> **DATA**
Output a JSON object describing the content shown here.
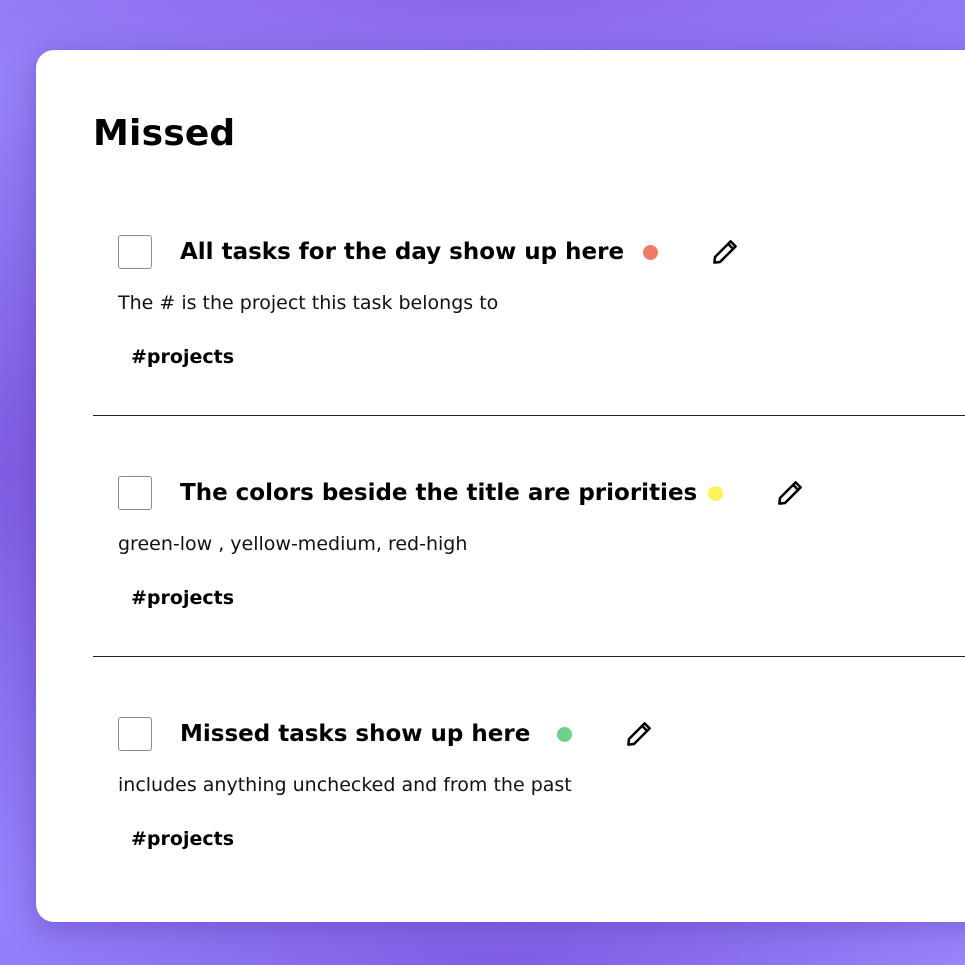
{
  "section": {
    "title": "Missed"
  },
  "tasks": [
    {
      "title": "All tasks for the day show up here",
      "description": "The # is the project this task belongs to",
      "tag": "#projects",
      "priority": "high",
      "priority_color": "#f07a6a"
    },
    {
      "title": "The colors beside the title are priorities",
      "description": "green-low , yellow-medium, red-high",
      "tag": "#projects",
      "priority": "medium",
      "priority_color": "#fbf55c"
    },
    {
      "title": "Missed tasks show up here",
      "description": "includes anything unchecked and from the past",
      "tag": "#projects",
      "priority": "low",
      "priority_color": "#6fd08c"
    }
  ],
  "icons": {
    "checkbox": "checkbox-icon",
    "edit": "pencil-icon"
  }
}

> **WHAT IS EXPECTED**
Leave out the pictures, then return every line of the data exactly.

> **ANSWER TO THIS EXERCISE**
Output a JSON object describing the content shown here.
{
  "section": {
    "title": "Missed"
  },
  "tasks": [
    {
      "title": "All tasks for the day show up here",
      "description": "The # is the project this task belongs to",
      "tag": "#projects",
      "priority": "high",
      "priority_color": "#f07a6a"
    },
    {
      "title": "The colors beside the title are priorities",
      "description": "green-low , yellow-medium, red-high",
      "tag": "#projects",
      "priority": "medium",
      "priority_color": "#fbf55c"
    },
    {
      "title": "Missed tasks show up here",
      "description": "includes anything unchecked and from the past",
      "tag": "#projects",
      "priority": "low",
      "priority_color": "#6fd08c"
    }
  ],
  "icons": {
    "checkbox": "checkbox-icon",
    "edit": "pencil-icon"
  }
}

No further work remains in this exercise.